The Labour Party is encouraging Cotton On workers to stand up for their rights and demand their lunch and tea breaks.
First Union accused the Australian retail company of wasting no time in implementing the law change on tea and meal breaks for its New Zealand warehouse staff.
The provisions came into effect this month and remove compulsory tea and meal breaks.
Labour MP Sue Moroney said Cotton On employees should stand firm.
"Those workers need to stand up for their rights and they are. They understand how important this is to their health and safety.
"They understand that this is a basic entitlement that should belong to all New Zealand workers as a right. That is a right that the New Zealand Government has taken away from them," she said.
Ms Moroney said corporations from Australia and other countries were taking advantage of New Zealand's weak labour laws.
Workplace Relations Minister Michael Woodhouse said he could not comment on the Cotton On bargaining process but he stood by the legislation.
"That is a matter obviously between the employer and the unions but I would say this there is a very straightforward response to a vocal and confident union that doesn't like the idea of building flexibility into the agreement and that is just say no," he said.
Mr Woodhouse said there were occasions when it was necessary to have flexibility over tea and meal breaks.
Cotton On said it had yet to reach an agreement in ongoing pay talks with First Union.
Fresh statement on Facebook
Last night, Cotton On said nothing had been agreed on meal or tea breaks.
But in a fresh statement posted on Facebook today, it said it always intended to maintain paid tea breaks for its distribution staff, though it made no mention of meal breaks.

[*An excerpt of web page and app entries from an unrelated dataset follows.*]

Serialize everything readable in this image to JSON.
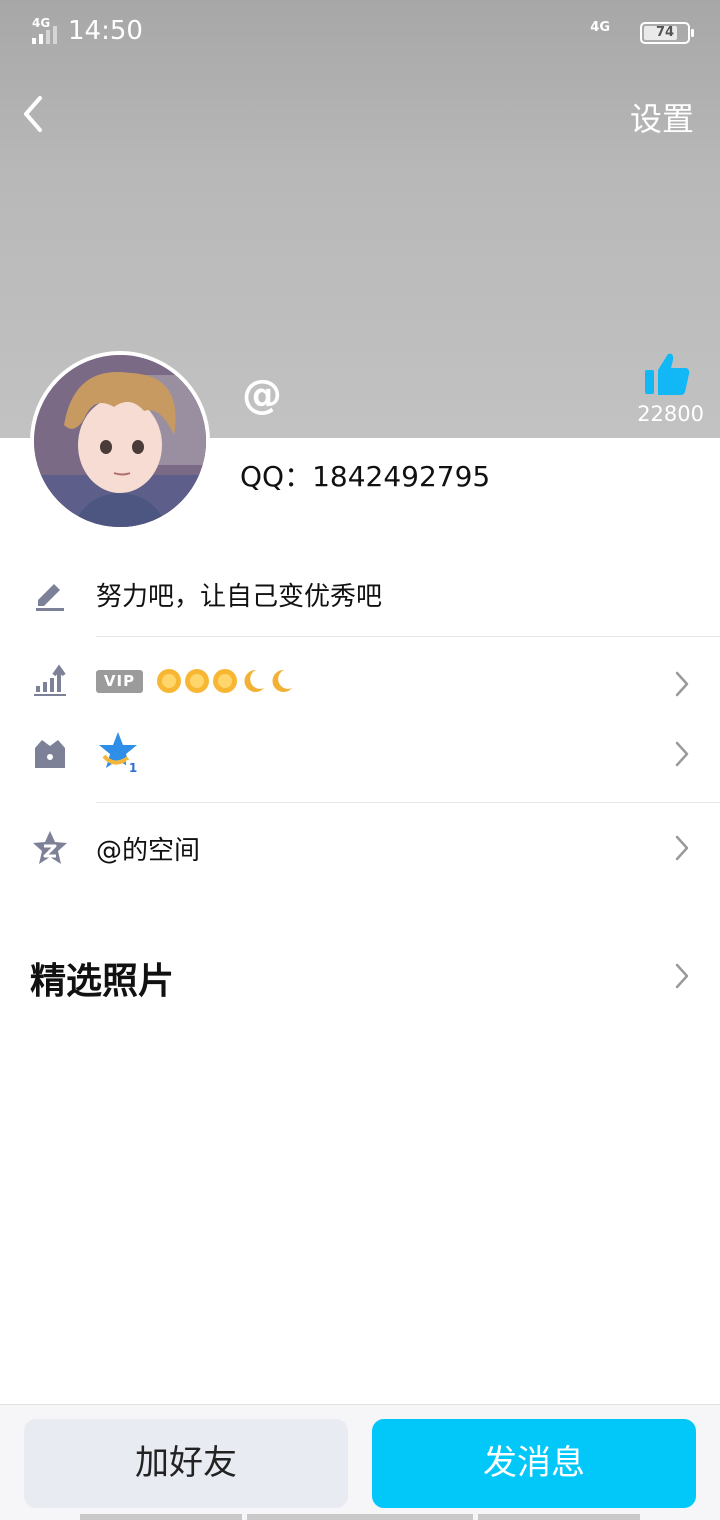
{
  "status_bar": {
    "time": "14:50",
    "network_left": "4G",
    "network_right": "4G",
    "battery": "74",
    "battery_level": 0.74
  },
  "header": {
    "back_icon": "chevron-left-icon",
    "settings_label": "设置"
  },
  "profile": {
    "nickname": "@",
    "qq_label": "QQ：1842492795",
    "likes": "22800",
    "like_icon": "thumbs-up-icon",
    "accent_color": "#12b7f5"
  },
  "rows": {
    "signature": {
      "icon": "pencil-icon",
      "text": "努力吧，让自己变优秀吧"
    },
    "level": {
      "icon": "level-chart-icon",
      "vip_label": "VIP",
      "badges": [
        "sun",
        "sun",
        "sun",
        "moon",
        "moon"
      ]
    },
    "honor": {
      "icon": "crown-icon",
      "badge": "star-badge-icon",
      "badge_number": "1"
    },
    "space": {
      "icon": "qzone-icon",
      "text": "@的空间"
    }
  },
  "photos": {
    "title": "精选照片"
  },
  "actions": {
    "add_friend": "加好友",
    "send_message": "发消息",
    "primary_color": "#02c8fa"
  }
}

First Union General Secretary Robert Reid said the union was trying to verify the statement.